International Photography Magazine Highlights UH Videographer

A fascination with capturing “people from different cultures going about their daily lives” is what inspires the work of the University of Hawaii videographer Jeff DePonte. A call for applications from International lens magazine for his “Culture” issue led him to submit his street photographs taken during a 2014 trip to Phnom Penh, the capital of Cambodia. DePonte’s work along with nine other international photographers have been selected and featured in the October 2022 issue of the fine art photography publication.

“To see my name up there next to people I looked up to is really what’s so humbling,” said DePonte, who has been with the uh Communications Office since 2015.

Featuring scenes from Japan, India, Kenya and Cambodia, the 171-page glossy paper highlights a collection of unique projects focusing on ancient cultures and civilizations from around the world. DePonte’s 14-page photo series titled “Streets Without Borders” features 20 square black-and-white photographs taken during his nine-day trip and third visit to Phnom Penh. DePonte was there as part of a documentary film project featuring the Future Light Orphanage and its founder Nuon Phaly.

“I adopted a set of constraints that would define the work: one camera, one lens, black and white, square,” he wrote in his artist statement. “Working as a photojournalist in Phnom Penh gave me a new frame of reference. Humanist social photography is the same whether it is cinema verité or photo still.

See the extraordinary in the ordinary

With his trusty Fuji X100 camera in hand, DePonte immersed himself completely in the city, snapping photos of people everywhere he went.

“Street photography helps me see the extraordinary in the ordinary, helps me experience a place more fully,” he said.

Images from Phnom Penh include barefoot children on the streets and in the market, a motorbike delivery, jewelers at work, an elderly woman smiling for the camera, Buddhist monks gathered at the Royal Palace and ladies working in the rice fields – DePonte’s favorite in the collection.

“You can see a range of emotions on their faces (laughter, confusion, etc.),” ​​he said. “As a street photographer, I needed to move something that says ‘I respect you’ without being off-putting.”

DePonte said, “Experiencing a place as impoverished as Cambodia will make you question the things you take for granted back home in your own comfort zone. I find it invigorating to observe the cultures of foreign lands. Photography can help us question what is normal and routine, while portraying the ingenuity and resourcefulness that are universal.

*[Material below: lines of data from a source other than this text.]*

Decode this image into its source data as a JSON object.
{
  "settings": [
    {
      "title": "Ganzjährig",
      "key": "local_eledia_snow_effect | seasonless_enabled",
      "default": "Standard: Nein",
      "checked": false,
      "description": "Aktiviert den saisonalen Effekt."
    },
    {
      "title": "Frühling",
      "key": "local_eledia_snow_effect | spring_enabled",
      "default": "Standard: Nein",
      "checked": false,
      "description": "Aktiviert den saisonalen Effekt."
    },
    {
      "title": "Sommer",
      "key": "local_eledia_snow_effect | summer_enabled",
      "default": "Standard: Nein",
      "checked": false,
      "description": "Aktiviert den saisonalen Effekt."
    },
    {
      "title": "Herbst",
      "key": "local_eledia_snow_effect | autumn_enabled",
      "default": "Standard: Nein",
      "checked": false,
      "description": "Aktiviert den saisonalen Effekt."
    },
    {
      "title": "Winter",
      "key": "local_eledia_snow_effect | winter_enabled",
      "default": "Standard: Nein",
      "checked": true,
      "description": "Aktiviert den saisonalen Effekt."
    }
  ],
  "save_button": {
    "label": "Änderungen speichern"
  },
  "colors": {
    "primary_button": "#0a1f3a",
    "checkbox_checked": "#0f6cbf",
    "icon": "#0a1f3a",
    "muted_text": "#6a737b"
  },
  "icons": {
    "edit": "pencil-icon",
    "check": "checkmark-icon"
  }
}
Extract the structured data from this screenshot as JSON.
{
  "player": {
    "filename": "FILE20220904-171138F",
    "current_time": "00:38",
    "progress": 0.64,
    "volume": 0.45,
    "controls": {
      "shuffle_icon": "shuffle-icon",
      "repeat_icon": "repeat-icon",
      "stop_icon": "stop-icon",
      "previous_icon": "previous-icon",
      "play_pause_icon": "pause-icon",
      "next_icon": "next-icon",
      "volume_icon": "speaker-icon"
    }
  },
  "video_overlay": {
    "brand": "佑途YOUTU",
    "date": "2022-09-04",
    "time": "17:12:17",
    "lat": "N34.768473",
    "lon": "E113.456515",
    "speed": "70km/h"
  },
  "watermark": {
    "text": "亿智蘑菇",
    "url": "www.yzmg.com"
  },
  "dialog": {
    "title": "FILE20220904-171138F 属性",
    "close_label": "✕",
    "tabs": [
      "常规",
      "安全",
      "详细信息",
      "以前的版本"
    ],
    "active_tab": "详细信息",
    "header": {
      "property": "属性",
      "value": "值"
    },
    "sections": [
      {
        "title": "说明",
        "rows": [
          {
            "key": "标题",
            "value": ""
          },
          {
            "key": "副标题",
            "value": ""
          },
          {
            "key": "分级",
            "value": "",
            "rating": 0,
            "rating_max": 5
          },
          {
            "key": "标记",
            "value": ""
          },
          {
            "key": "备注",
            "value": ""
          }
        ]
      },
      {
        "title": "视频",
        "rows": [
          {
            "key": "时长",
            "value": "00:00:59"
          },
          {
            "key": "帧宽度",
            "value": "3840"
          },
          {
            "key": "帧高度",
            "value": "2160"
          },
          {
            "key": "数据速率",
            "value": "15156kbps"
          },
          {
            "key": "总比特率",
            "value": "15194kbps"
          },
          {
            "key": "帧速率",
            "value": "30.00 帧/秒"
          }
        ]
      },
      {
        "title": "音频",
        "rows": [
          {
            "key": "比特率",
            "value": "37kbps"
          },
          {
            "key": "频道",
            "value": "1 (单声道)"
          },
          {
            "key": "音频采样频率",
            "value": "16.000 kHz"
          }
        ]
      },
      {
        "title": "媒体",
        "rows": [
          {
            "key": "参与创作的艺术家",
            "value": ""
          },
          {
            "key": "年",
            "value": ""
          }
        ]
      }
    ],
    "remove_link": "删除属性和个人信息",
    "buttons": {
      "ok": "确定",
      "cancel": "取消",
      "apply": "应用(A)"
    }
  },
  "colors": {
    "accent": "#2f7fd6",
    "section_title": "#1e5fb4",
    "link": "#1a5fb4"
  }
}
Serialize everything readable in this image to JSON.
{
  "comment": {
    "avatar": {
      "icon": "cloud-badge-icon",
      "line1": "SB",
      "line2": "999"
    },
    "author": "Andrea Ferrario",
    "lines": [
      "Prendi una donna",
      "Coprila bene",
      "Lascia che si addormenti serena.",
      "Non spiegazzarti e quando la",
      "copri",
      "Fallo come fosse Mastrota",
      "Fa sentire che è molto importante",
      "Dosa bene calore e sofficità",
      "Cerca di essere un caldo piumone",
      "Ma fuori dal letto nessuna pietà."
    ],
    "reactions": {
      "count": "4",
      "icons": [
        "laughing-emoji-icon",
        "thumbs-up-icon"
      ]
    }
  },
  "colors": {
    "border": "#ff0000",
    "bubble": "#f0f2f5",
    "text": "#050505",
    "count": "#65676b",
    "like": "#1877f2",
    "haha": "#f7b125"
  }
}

Learn more about DePonte

boy sitting on DePonte's lap
A little boy jumps into DePonte’s lap at the Royal Palace in Phnom Penh.

DePonte served as a videographer with the uh Communications Office for seven years, and captured many stories for uh New about amazing people and programs across the uh System.

“I love situations where we go and are more or less part of the action, not just reporting but being involved in the story,” he said.

DePonte has over 40 years of experience in photography and video production under his belt. He has worked on various independent photography and film projects, and in several fields to KGMBTV, from community relations to writer/producer/director, for 30 years. He was also co-founder and president of Pipeline Digital, Hawaii, a software company specializing in VCR control that had partnerships with several large technology companies.

He credits his mentor and longtime Kamehameha Schools Photo Archivist, the late Luryier “Pop” Diamond, for “greatly influencing” his photography, as a high school student and then as a colleague. DePonte took over the role of mentor at Kamehameha Schools when he retired in the 80s and was able to work alongside him for a few years.

To learn more about DePonte, go to his site.

Stewart C. Hartline